═══ RECORDS TO PROCESS ═══

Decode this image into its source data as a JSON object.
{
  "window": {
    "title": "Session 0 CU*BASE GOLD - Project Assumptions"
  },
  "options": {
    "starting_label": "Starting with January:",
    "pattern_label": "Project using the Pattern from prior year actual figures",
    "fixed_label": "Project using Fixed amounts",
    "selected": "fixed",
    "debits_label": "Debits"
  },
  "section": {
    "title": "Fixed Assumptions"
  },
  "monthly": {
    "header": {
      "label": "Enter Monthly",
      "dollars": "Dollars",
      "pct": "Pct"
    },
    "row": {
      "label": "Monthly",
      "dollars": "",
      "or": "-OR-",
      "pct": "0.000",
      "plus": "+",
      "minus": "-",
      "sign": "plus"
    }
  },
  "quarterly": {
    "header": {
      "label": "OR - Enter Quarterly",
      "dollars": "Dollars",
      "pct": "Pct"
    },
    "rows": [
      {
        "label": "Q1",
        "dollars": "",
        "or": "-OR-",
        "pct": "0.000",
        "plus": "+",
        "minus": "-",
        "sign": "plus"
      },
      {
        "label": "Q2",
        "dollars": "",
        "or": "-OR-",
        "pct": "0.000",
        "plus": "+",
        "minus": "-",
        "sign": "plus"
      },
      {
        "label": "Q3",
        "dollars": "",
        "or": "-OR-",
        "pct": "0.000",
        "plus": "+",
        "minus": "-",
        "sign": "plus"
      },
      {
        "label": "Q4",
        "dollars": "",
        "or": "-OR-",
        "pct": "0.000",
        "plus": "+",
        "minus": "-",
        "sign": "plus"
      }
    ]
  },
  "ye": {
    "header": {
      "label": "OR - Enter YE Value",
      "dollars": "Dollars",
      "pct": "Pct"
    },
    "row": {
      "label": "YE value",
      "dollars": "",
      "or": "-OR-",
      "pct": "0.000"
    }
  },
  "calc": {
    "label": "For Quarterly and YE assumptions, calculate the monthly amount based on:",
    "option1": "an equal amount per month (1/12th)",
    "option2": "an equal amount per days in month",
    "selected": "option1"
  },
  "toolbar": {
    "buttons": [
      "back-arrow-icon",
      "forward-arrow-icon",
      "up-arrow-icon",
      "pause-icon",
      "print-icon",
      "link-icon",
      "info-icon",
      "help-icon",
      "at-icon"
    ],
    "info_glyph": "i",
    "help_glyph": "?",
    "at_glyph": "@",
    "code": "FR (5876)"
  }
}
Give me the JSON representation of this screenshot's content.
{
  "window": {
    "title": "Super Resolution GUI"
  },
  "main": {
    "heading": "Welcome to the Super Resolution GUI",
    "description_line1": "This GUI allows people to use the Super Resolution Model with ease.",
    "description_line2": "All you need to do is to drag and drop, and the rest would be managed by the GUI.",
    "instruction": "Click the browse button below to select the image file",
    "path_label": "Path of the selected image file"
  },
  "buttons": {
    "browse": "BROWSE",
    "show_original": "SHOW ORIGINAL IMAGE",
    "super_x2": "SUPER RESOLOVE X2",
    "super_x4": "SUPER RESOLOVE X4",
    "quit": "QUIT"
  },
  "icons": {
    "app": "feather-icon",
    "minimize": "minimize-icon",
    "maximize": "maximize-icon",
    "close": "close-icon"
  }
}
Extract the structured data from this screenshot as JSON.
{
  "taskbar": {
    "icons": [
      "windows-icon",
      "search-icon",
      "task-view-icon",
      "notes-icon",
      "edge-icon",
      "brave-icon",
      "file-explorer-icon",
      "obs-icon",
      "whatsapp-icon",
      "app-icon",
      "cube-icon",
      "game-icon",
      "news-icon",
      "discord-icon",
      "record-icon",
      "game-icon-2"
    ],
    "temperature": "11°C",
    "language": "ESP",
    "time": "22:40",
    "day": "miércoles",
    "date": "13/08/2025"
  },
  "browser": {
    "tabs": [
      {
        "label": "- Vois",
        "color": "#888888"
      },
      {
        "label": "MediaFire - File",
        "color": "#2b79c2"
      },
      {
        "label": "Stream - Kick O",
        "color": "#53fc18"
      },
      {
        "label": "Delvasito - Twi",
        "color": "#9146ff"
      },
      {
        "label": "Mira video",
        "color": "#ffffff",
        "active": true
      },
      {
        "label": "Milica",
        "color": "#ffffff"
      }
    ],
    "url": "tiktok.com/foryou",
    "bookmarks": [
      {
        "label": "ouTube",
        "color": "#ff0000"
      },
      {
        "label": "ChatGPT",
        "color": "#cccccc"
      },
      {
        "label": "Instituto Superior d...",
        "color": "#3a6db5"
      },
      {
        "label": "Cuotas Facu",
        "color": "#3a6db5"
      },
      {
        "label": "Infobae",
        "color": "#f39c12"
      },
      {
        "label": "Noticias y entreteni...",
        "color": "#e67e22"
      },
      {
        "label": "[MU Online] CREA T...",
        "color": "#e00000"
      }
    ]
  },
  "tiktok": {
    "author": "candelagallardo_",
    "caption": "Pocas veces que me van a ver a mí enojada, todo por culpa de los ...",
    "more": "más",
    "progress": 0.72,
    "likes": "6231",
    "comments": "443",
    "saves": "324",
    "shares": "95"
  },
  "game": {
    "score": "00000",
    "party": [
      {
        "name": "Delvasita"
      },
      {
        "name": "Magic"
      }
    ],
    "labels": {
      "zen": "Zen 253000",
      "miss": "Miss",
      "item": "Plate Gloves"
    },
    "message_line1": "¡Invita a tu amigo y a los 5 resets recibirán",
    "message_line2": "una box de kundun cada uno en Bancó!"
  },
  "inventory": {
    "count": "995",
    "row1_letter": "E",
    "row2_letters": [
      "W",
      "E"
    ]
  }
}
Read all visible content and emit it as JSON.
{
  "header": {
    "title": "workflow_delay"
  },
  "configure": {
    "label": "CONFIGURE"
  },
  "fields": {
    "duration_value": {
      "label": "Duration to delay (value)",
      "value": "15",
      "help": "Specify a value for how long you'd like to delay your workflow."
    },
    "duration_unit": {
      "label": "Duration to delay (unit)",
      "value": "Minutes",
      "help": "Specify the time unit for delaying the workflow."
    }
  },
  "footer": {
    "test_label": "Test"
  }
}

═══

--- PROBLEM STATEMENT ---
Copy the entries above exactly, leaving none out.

--- COMPLETED TASK ---
Decode this image into its source data as a JSON object.
{
  "window": {
    "title": "Session 0 CU*BASE GOLD - Project Assumptions"
  },
  "options": {
    "starting_label": "Starting with January:",
    "pattern_label": "Project using the Pattern from prior year actual figures",
    "fixed_label": "Project using Fixed amounts",
    "selected": "fixed",
    "debits_label": "Debits"
  },
  "section": {
    "title": "Fixed Assumptions"
  },
  "monthly": {
    "header": {
      "label": "Enter Monthly",
      "dollars": "Dollars",
      "pct": "Pct"
    },
    "row": {
      "label": "Monthly",
      "dollars": "",
      "or": "-OR-",
      "pct": "0.000",
      "plus": "+",
      "minus": "-",
      "sign": "plus"
    }
  },
  "quarterly": {
    "header": {
      "label": "OR - Enter Quarterly",
      "dollars": "Dollars",
      "pct": "Pct"
    },
    "rows": [
      {
        "label": "Q1",
        "dollars": "",
        "or": "-OR-",
        "pct": "0.000",
        "plus": "+",
        "minus": "-",
        "sign": "plus"
      },
      {
        "label": "Q2",
        "dollars": "",
        "or": "-OR-",
        "pct": "0.000",
        "plus": "+",
        "minus": "-",
        "sign": "plus"
      },
      {
        "label": "Q3",
        "dollars": "",
        "or": "-OR-",
        "pct": "0.000",
        "plus": "+",
        "minus": "-",
        "sign": "plus"
      },
      {
        "label": "Q4",
        "dollars": "",
        "or": "-OR-",
        "pct": "0.000",
        "plus": "+",
        "minus": "-",
        "sign": "plus"
      }
    ]
  },
  "ye": {
    "header": {
      "label": "OR - Enter YE Value",
      "dollars": "Dollars",
      "pct": "Pct"
    },
    "row": {
      "label": "YE value",
      "dollars": "",
      "or": "-OR-",
      "pct": "0.000"
    }
  },
  "calc": {
    "label": "For Quarterly and YE assumptions, calculate the monthly amount based on:",
    "option1": "an equal amount per month (1/12th)",
    "option2": "an equal amount per days in month",
    "selected": "option1"
  },
  "toolbar": {
    "buttons": [
      "back-arrow-icon",
      "forward-arrow-icon",
      "up-arrow-icon",
      "pause-icon",
      "print-icon",
      "link-icon",
      "info-icon",
      "help-icon",
      "at-icon"
    ],
    "info_glyph": "i",
    "help_glyph": "?",
    "at_glyph": "@",
    "code": "FR (5876)"
  }
}
Give me the JSON representation of this screenshot's content.
{
  "window": {
    "title": "Super Resolution GUI"
  },
  "main": {
    "heading": "Welcome to the Super Resolution GUI",
    "description_line1": "This GUI allows people to use the Super Resolution Model with ease.",
    "description_line2": "All you need to do is to drag and drop, and the rest would be managed by the GUI.",
    "instruction": "Click the browse button below to select the image file",
    "path_label": "Path of the selected image file"
  },
  "buttons": {
    "browse": "BROWSE",
    "show_original": "SHOW ORIGINAL IMAGE",
    "super_x2": "SUPER RESOLOVE X2",
    "super_x4": "SUPER RESOLOVE X4",
    "quit": "QUIT"
  },
  "icons": {
    "app": "feather-icon",
    "minimize": "minimize-icon",
    "maximize": "maximize-icon",
    "close": "close-icon"
  }
}
Extract the structured data from this screenshot as JSON.
{
  "taskbar": {
    "icons": [
      "windows-icon",
      "search-icon",
      "task-view-icon",
      "notes-icon",
      "edge-icon",
      "brave-icon",
      "file-explorer-icon",
      "obs-icon",
      "whatsapp-icon",
      "app-icon",
      "cube-icon",
      "game-icon",
      "news-icon",
      "discord-icon",
      "record-icon",
      "game-icon-2"
    ],
    "temperature": "11°C",
    "language": "ESP",
    "time": "22:40",
    "day": "miércoles",
    "date": "13/08/2025"
  },
  "browser": {
    "tabs": [
      {
        "label": "- Vois",
        "color": "#888888"
      },
      {
        "label": "MediaFire - File",
        "color": "#2b79c2"
      },
      {
        "label": "Stream - Kick O",
        "color": "#53fc18"
      },
      {
        "label": "Delvasito - Twi",
        "color": "#9146ff"
      },
      {
        "label": "Mira video",
        "color": "#ffffff",
        "active": true
      },
      {
        "label": "Milica",
        "color": "#ffffff"
      }
    ],
    "url": "tiktok.com/foryou",
    "bookmarks": [
      {
        "label": "ouTube",
        "color": "#ff0000"
      },
      {
        "label": "ChatGPT",
        "color": "#cccccc"
      },
      {
        "label": "Instituto Superior d...",
        "color": "#3a6db5"
      },
      {
        "label": "Cuotas Facu",
        "color": "#3a6db5"
      },
      {
        "label": "Infobae",
        "color": "#f39c12"
      },
      {
        "label": "Noticias y entreteni...",
        "color": "#e67e22"
      },
      {
        "label": "[MU Online] CREA T...",
        "color": "#e00000"
      }
    ]
  },
  "tiktok": {
    "author": "candelagallardo_",
    "caption": "Pocas veces que me van a ver a mí enojada, todo por culpa de los ...",
    "more": "más",
    "progress": 0.72,
    "likes": "6231",
    "comments": "443",
    "saves": "324",
    "shares": "95"
  },
  "game": {
    "score": "00000",
    "party": [
      {
        "name": "Delvasita"
      },
      {
        "name": "Magic"
      }
    ],
    "labels": {
      "zen": "Zen 253000",
      "miss": "Miss",
      "item": "Plate Gloves"
    },
    "message_line1": "¡Invita a tu amigo y a los 5 resets recibirán",
    "message_line2": "una box de kundun cada uno en Bancó!"
  },
  "inventory": {
    "count": "995",
    "row1_letter": "E",
    "row2_letters": [
      "W",
      "E"
    ]
  }
}
Read all visible content and emit it as JSON.
{
  "header": {
    "title": "workflow_delay"
  },
  "configure": {
    "label": "CONFIGURE"
  },
  "fields": {
    "duration_value": {
      "label": "Duration to delay (value)",
      "value": "15",
      "help": "Specify a value for how long you'd like to delay your workflow."
    },
    "duration_unit": {
      "label": "Duration to delay (unit)",
      "value": "Minutes",
      "help": "Specify the time unit for delaying the workflow."
    }
  },
  "footer": {
    "test_label": "Test"
  }
}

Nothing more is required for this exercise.